** Opening DATASET ENTRIES block **

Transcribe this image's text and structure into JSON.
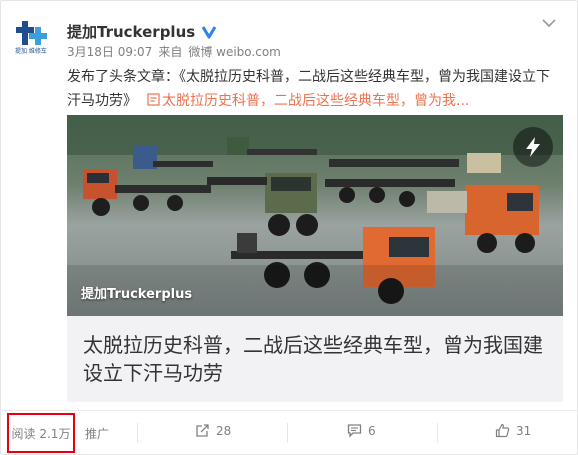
{
  "post": {
    "author": "提加Truckerplus",
    "logo_caption": "提加 维修车",
    "timestamp": "3月18日 09:07",
    "source_prefix": "来自",
    "source": "微博 weibo.com",
    "text_prefix": "发布了头条文章：《太脱拉历史科普，二战后这些经典车型，曾为我国建设立下汗马功劳》",
    "link_text": "太脱拉历史科普，二战后这些经典车型，曾为我...",
    "image_watermark": "提加Truckerplus",
    "article_title": "太脱拉历史科普，二战后这些经典车型，曾为我国建设立下汗马功劳"
  },
  "actions": {
    "reads": "阅读 2.1万",
    "promote": "推广",
    "forward_count": "28",
    "comment_count": "6",
    "like_count": "31"
  },
  "colors": {
    "accent": "#eb7350",
    "highlight_border": "#e60012",
    "verified": "#2b82f0",
    "logo": "#1f4d8f"
  }
}
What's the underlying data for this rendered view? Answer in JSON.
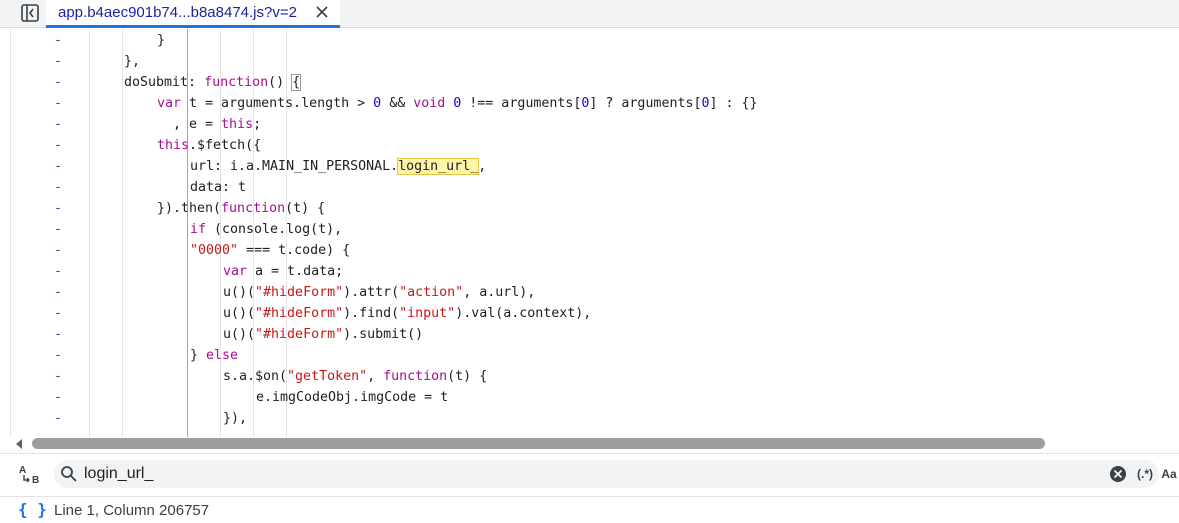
{
  "tab": {
    "title": "app.b4aec901b74...b8a8474.js?v=2"
  },
  "editor": {
    "gutter_marker": "-",
    "lines": [
      {
        "indent": 3,
        "html": "}"
      },
      {
        "indent": 2,
        "html": "},"
      },
      {
        "indent": 2,
        "html": "doSubmit: <span class=\"kw\">function</span>() <span class=\"bracket\">{</span>"
      },
      {
        "indent": 3,
        "html": "<span class=\"kw\">var</span> t = arguments.length &gt; <span class=\"num\">0</span> &amp;&amp; <span class=\"kw\">void</span> <span class=\"num\">0</span> !== arguments[<span class=\"num\">0</span>] ? arguments[<span class=\"num\">0</span>] : {}"
      },
      {
        "indent": 3,
        "html": "  , e = <span class=\"kw\">this</span>;"
      },
      {
        "indent": 3,
        "html": "<span class=\"kw\">this</span>.$fetch({"
      },
      {
        "indent": 4,
        "html": "url: i.a.MAIN_IN_PERSONAL.<span class=\"hl\">login_url_</span>,"
      },
      {
        "indent": 4,
        "html": "data: t"
      },
      {
        "indent": 3,
        "html": "}).then(<span class=\"kw\">function</span>(t) {"
      },
      {
        "indent": 4,
        "html": "<span class=\"kw\">if</span> (console.log(t),"
      },
      {
        "indent": 4,
        "html": "<span class=\"str\">\"0000\"</span> === t.code) {"
      },
      {
        "indent": 5,
        "html": "<span class=\"kw\">var</span> a = t.data;"
      },
      {
        "indent": 5,
        "html": "u()(<span class=\"str\">\"#hideForm\"</span>).attr(<span class=\"str\">\"action\"</span>, a.url),"
      },
      {
        "indent": 5,
        "html": "u()(<span class=\"str\">\"#hideForm\"</span>).find(<span class=\"str\">\"input\"</span>).val(a.context),"
      },
      {
        "indent": 5,
        "html": "u()(<span class=\"str\">\"#hideForm\"</span>).submit()"
      },
      {
        "indent": 4,
        "html": "} <span class=\"kw\">else</span>"
      },
      {
        "indent": 5,
        "html": "s.a.$on(<span class=\"str\">\"getToken\"</span>, <span class=\"kw\">function</span>(t) {"
      },
      {
        "indent": 6,
        "html": "e.imgCodeObj.imgCode = t"
      },
      {
        "indent": 5,
        "html": "}),"
      }
    ]
  },
  "search": {
    "query": "login_url_",
    "regex_label": "(.*)",
    "case_label": "Aa"
  },
  "status": {
    "position": "Line 1, Column 206757",
    "format_icon": "{ }"
  },
  "icons": {
    "sidebar_toggle": "sidebar-toggle-icon",
    "tab_close": "close-icon",
    "search": "search-icon",
    "clear": "clear-icon",
    "regex": "regex-icon",
    "match_case": "match-case-icon",
    "replace_toggle": "replace-toggle-icon",
    "pretty_print": "pretty-print-icon"
  },
  "colors": {
    "accent": "#1a73e8",
    "keyword": "#aa0d91",
    "string": "#c41a16",
    "number": "#1c00cf",
    "highlight": "#fff5a8"
  }
}
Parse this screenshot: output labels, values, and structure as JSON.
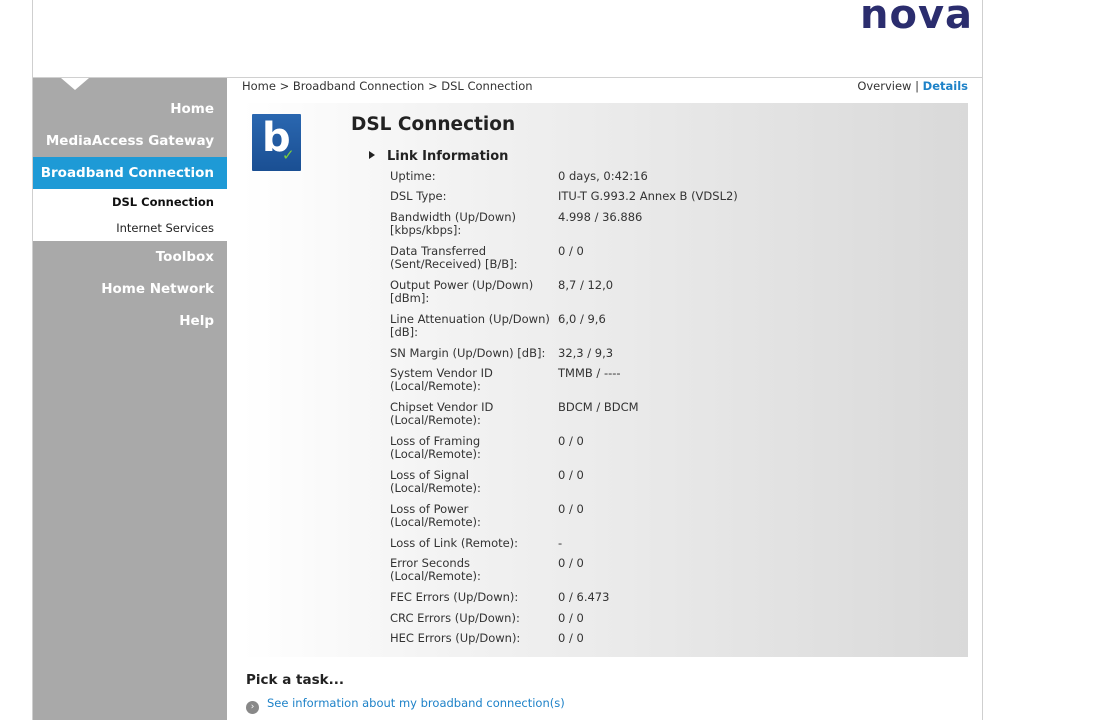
{
  "brand": {
    "logo_text": "nova"
  },
  "sidebar": {
    "items": [
      {
        "label": "Home"
      },
      {
        "label": "MediaAccess Gateway"
      },
      {
        "label": "Broadband Connection",
        "active": true
      },
      {
        "label": "Toolbox"
      },
      {
        "label": "Home Network"
      },
      {
        "label": "Help"
      }
    ],
    "subitems": [
      {
        "label": "DSL Connection",
        "current": true
      },
      {
        "label": "Internet Services"
      }
    ]
  },
  "breadcrumb": {
    "text": "Home > Broadband Connection > DSL Connection"
  },
  "view_links": {
    "overview": "Overview",
    "separator": "|",
    "details": "Details"
  },
  "page": {
    "title": "DSL Connection",
    "section": "Link Information"
  },
  "link_info": {
    "rows": [
      {
        "k1": "Uptime:",
        "k2": "",
        "v": "0 days, 0:42:16",
        "h": 20
      },
      {
        "k1": "DSL Type:",
        "k2": "",
        "v": "ITU-T G.993.2 Annex B (VDSL2)",
        "h": 21
      },
      {
        "k1": "Bandwidth (Up/Down)",
        "k2": "[kbps/kbps]:",
        "v": "4.998 / 36.886",
        "h": 34
      },
      {
        "k1": "Data Transferred",
        "k2": "(Sent/Received) [B/B]:",
        "v": "0 / 0",
        "h": 34
      },
      {
        "k1": "Output Power (Up/Down)",
        "k2": "[dBm]:",
        "v": "8,7 / 12,0",
        "h": 34
      },
      {
        "k1": "Line Attenuation (Up/Down)",
        "k2": "[dB]:",
        "v": "6,0 / 9,6",
        "h": 34
      },
      {
        "k1": "SN Margin (Up/Down) [dB]:",
        "k2": "",
        "v": "32,3 / 9,3",
        "h": 20
      },
      {
        "k1": "System Vendor ID",
        "k2": "(Local/Remote):",
        "v": "TMMB / ----",
        "h": 34
      },
      {
        "k1": "Chipset Vendor ID",
        "k2": "(Local/Remote):",
        "v": "BDCM / BDCM",
        "h": 34
      },
      {
        "k1": "Loss of Framing",
        "k2": "(Local/Remote):",
        "v": "0 / 0",
        "h": 34
      },
      {
        "k1": "Loss of Signal",
        "k2": "(Local/Remote):",
        "v": "0 / 0",
        "h": 34
      },
      {
        "k1": "Loss of Power",
        "k2": "(Local/Remote):",
        "v": "0 / 0",
        "h": 34
      },
      {
        "k1": "Loss of Link (Remote):",
        "k2": "",
        "v": "-",
        "h": 20
      },
      {
        "k1": "Error Seconds",
        "k2": "(Local/Remote):",
        "v": "0 / 0",
        "h": 34
      },
      {
        "k1": "FEC Errors (Up/Down):",
        "k2": "",
        "v": "0 / 6.473",
        "h": 21
      },
      {
        "k1": "CRC Errors (Up/Down):",
        "k2": "",
        "v": "0 / 0",
        "h": 20
      },
      {
        "k1": "HEC Errors (Up/Down):",
        "k2": "",
        "v": "0 / 0",
        "h": 20
      }
    ]
  },
  "tasks": {
    "title": "Pick a task...",
    "link": "See information about my broadband connection(s)"
  }
}
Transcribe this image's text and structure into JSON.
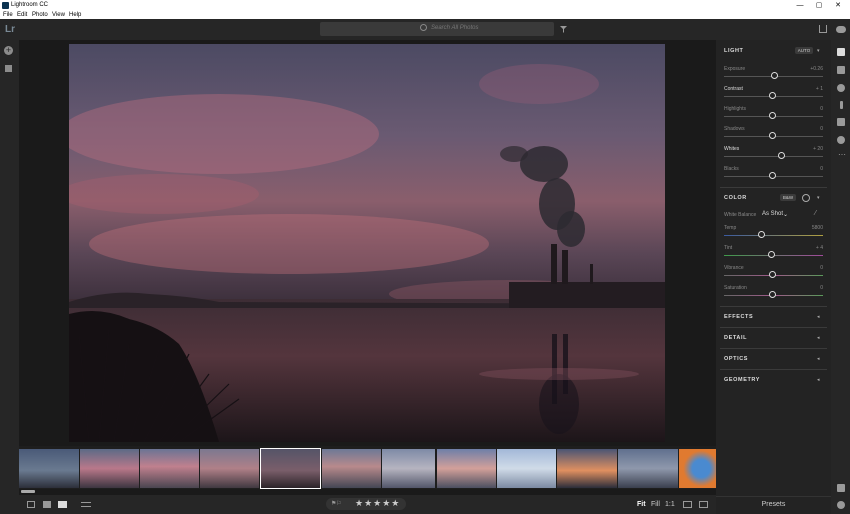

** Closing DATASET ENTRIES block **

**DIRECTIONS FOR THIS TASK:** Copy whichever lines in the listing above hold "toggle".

**YOUR SOLUTION:**
    "sidebar_toggle": "sidebar-toggle-icon",
    "replace_toggle": "replace-toggle-icon",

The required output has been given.